For Steven & Sophia, the second family with whom Ashlee placed, having Barry & Kara as adoption relatives has been a special blessing. “As first-time parents, I love being able to check in with Kara when things come up. Did your son do this? Is this normal? Knowing there’s a biological connection between our boys is like having a magic mirror or something.”
And it can help with open adoption communication, as well. “There are some things that are easier for me to talk about with Kara, and there are other times I know Sophia is the one to call,” says Ashlee. “I love that they’re friends, and I know they both look out for me. It’s like they’re both my angels.”
In other cases, sistermoms sometimes serve a consolation prize for sharing children whose parents are unable or unwilling to keep in touch.
The birthcouple who placed Joseph, Carlos and Jaime in three different years with three different families specifically asked that the boys not go to the same homes, for reasons of their own.
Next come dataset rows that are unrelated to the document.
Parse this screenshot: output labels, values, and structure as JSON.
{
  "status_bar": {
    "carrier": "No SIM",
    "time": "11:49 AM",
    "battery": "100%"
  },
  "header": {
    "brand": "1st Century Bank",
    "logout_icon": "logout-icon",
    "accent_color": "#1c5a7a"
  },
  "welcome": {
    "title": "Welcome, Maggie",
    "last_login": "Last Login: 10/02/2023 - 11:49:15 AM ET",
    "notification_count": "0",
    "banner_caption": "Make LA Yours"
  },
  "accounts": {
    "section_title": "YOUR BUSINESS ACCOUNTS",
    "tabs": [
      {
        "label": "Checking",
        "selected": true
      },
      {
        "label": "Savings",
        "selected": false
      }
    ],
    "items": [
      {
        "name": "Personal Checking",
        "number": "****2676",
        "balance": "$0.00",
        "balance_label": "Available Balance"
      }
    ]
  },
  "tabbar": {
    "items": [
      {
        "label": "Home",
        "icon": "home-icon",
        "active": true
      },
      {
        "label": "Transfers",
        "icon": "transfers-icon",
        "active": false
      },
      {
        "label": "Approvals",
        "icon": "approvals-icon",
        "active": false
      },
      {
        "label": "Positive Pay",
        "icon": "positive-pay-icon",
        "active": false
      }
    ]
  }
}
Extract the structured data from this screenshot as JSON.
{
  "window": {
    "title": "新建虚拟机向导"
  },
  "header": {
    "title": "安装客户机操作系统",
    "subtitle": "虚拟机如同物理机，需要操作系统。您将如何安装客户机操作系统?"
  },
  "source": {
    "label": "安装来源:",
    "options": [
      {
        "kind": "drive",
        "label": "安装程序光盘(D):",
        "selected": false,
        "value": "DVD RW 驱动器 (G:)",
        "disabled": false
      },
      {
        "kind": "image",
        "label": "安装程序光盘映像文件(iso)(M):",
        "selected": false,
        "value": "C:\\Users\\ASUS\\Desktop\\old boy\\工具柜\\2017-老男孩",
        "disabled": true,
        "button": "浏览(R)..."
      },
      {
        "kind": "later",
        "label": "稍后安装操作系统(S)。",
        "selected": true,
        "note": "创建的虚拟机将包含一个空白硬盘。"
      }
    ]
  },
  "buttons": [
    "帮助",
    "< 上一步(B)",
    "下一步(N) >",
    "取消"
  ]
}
They likewise declined to participate in open adoptions for their own reasons, despite our best efforts to educate them to the benefits.
Yet, the agency has been successful in establishing open adoption relationships between the three sets of adoptive parents, and the adoptive moms are particularly close, maintaining their own connections with each other through social media, calls, emails and visits.
For Tammi & Joellen, being sistermoms sustained them both and gave their placed children an extra layer of support after the adoptive mother unexpectedly succumbed to cancer. The adoptive dad doesn’t always remember to send updates as regularly as his wife did, so the two birthmothers share information with each other and take turns checking in with the adoptive family, to express their love in a way that does not overwhelm them in the wake of their great loss.
Sistermoms can also play an important role in the lives of adoptees. When adoptees are struggling with their questions or feelings about their own birthmoms or adoptive mothers, having another trusted family friend who is also a birthmother or adoptive mother can mean having another valuable resource to turn to for advice. And if for any reason one mother is having a communication breakdown with the birthmother or adoptive mother, often times it’s the other sistermom who is best able step in to help, thus ensuring that all (contact) is not lost.
In two of Abrazo adoptions, the adoptive sistermoms whose children’s birthmother arbitrarily disappeared reached out to a biological relative of their children who adopted another birthsibling, and those three sistermoms eventually extended their sisterhood to embrace a fourth adoptive mother who had adopted another of the adoptee’s birthsiblings through Child Protective Services. Whether the adopted children’s birthmother ever opts back into their lives via open adoption or not (and we hope she will, since that door is always open.) these four adoptees will always have access to each other, thanks to the loving commitment of all their adoptive moms, who share a lifelong bond as sistermoms.
Indeed: sistermoms have an unique opportunity to enrich the open adoption experience for both the adults and the children, which has to be akin to having some kind of super power, when you think about it.
So to all the sistermoms in the Abrazo community: THANK YOU. Thank you for your love for our children and for each other. Thank you for all your extra efforts to maintain these connections.
Thank you for making open adoption even more beautiful, with everything you do. Bless our sistermoms!